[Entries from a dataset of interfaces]

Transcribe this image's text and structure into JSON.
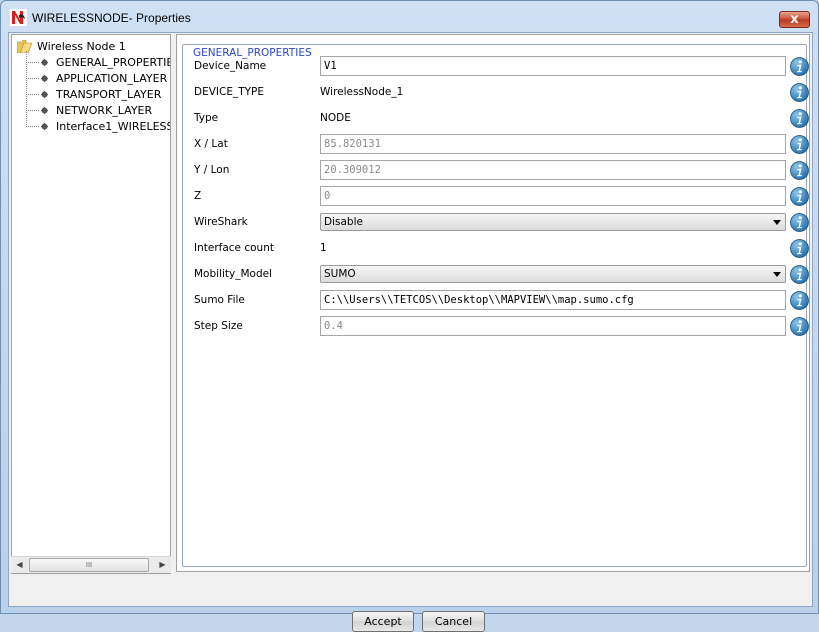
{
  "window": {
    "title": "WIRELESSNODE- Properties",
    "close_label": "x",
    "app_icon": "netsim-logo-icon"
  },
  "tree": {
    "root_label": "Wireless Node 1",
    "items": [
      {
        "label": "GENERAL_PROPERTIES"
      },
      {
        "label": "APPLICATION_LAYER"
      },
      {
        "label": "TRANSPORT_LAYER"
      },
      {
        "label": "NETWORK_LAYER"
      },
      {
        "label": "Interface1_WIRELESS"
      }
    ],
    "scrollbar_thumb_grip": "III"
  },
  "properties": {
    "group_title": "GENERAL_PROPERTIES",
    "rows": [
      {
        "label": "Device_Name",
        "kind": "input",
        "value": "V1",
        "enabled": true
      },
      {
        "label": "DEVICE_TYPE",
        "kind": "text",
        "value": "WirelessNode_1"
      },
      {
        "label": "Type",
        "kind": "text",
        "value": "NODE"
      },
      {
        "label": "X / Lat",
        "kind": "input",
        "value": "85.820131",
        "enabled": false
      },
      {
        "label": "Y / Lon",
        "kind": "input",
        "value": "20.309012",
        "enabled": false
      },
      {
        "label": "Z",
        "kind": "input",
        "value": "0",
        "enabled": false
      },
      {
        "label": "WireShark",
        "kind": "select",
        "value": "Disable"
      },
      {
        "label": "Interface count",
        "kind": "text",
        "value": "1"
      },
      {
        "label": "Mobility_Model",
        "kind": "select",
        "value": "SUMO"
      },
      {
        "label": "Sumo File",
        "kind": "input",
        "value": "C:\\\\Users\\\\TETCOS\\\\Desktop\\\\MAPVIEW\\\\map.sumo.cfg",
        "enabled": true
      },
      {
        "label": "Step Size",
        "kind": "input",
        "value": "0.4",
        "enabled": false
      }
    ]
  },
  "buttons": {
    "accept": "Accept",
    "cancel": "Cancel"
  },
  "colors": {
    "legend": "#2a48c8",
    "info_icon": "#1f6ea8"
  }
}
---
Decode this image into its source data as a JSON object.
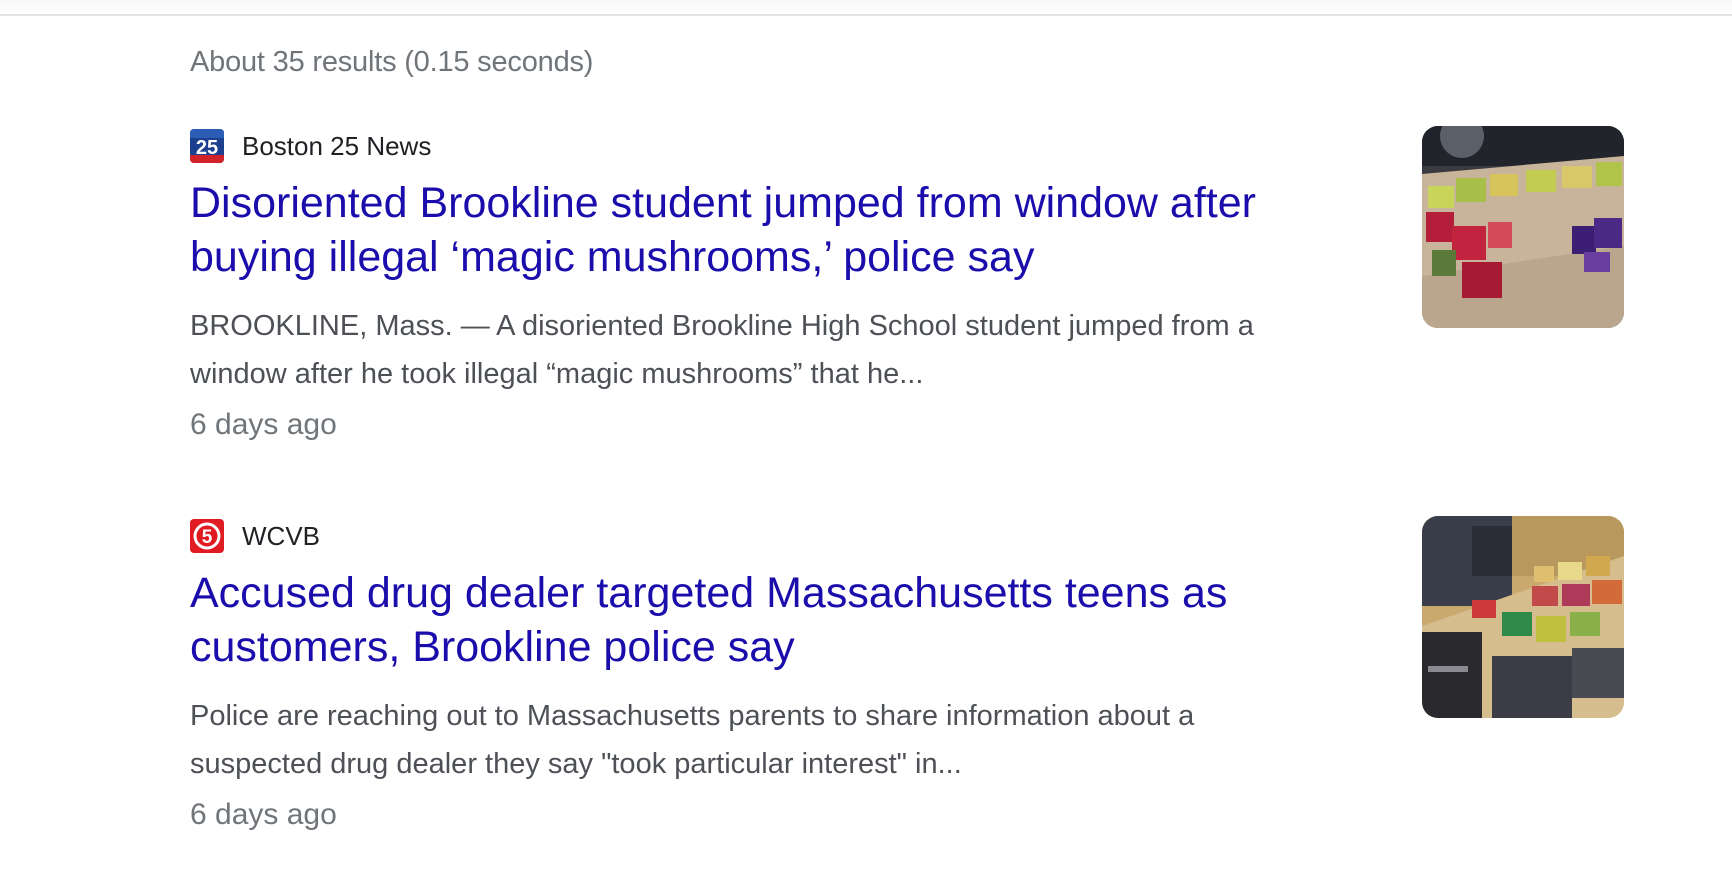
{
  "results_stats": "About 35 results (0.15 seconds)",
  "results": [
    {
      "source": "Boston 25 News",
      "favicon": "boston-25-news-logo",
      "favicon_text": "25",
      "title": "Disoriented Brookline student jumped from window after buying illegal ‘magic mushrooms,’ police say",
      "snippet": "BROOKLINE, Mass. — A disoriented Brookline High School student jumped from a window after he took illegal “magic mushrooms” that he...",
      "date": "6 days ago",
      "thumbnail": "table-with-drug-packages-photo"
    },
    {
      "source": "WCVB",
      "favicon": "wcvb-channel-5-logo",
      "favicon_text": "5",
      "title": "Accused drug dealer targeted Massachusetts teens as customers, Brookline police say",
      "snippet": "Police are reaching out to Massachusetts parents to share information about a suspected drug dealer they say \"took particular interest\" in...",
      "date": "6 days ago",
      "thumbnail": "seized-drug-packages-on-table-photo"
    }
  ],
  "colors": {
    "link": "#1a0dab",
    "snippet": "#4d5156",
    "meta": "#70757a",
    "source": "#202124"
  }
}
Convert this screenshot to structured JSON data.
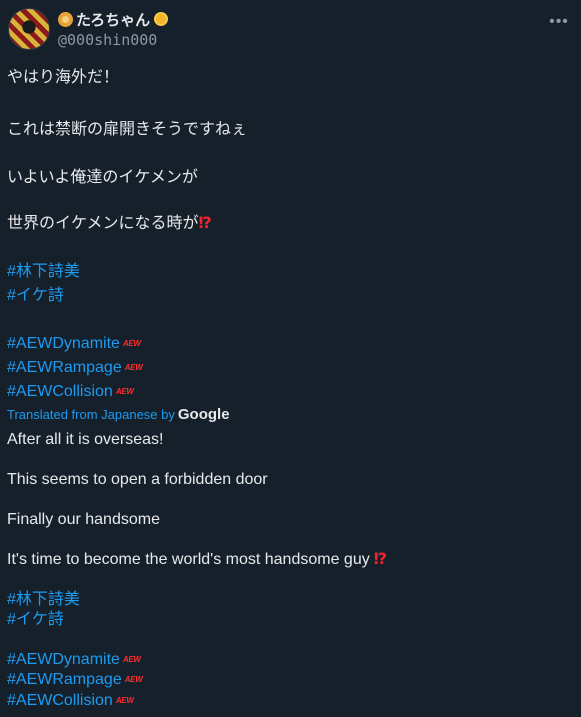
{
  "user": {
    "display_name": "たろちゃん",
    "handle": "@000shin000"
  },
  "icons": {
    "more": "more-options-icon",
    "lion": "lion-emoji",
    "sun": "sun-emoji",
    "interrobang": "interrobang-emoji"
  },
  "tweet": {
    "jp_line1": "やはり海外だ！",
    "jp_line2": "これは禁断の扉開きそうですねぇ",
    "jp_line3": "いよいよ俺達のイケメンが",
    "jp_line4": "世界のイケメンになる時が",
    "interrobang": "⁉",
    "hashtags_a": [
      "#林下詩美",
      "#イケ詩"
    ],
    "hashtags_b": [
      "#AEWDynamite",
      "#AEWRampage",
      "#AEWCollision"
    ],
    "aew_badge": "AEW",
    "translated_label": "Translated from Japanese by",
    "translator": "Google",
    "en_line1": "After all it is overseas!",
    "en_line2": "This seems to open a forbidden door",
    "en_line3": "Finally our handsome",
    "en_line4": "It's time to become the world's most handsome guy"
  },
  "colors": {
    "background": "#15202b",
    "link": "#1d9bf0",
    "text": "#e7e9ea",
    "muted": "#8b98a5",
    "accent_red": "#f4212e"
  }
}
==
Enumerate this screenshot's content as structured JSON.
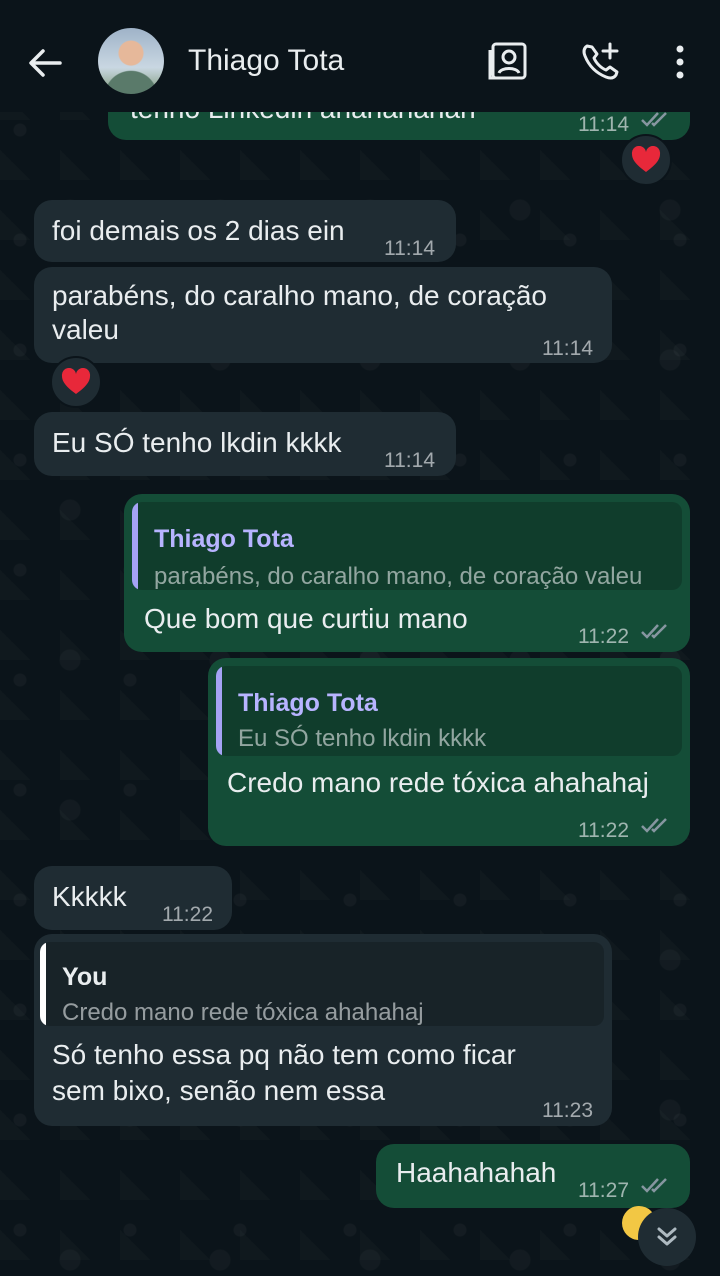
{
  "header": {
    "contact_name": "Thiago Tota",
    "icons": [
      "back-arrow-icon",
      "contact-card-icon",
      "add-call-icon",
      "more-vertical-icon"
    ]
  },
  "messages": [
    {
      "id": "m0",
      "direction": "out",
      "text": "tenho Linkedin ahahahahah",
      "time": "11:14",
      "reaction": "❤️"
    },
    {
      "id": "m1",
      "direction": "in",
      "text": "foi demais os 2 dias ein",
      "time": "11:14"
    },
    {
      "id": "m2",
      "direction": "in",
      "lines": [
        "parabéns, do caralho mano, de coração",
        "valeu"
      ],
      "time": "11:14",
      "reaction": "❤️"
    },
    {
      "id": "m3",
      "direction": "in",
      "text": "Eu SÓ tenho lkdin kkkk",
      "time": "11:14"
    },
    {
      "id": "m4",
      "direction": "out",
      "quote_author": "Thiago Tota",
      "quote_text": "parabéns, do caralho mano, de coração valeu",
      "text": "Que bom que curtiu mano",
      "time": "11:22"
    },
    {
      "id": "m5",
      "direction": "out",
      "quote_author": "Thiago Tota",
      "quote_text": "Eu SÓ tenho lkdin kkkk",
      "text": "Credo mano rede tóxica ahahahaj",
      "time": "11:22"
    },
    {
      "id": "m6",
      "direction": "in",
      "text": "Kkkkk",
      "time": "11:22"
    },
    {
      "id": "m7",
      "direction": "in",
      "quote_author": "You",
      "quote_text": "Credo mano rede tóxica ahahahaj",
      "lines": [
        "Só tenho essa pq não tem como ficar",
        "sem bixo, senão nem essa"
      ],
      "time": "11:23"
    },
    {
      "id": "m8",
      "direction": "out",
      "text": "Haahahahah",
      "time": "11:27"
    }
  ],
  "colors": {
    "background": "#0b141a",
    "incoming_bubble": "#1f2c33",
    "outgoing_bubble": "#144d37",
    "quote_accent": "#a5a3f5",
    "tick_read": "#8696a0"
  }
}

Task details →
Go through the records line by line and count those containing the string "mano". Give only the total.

Output below →
5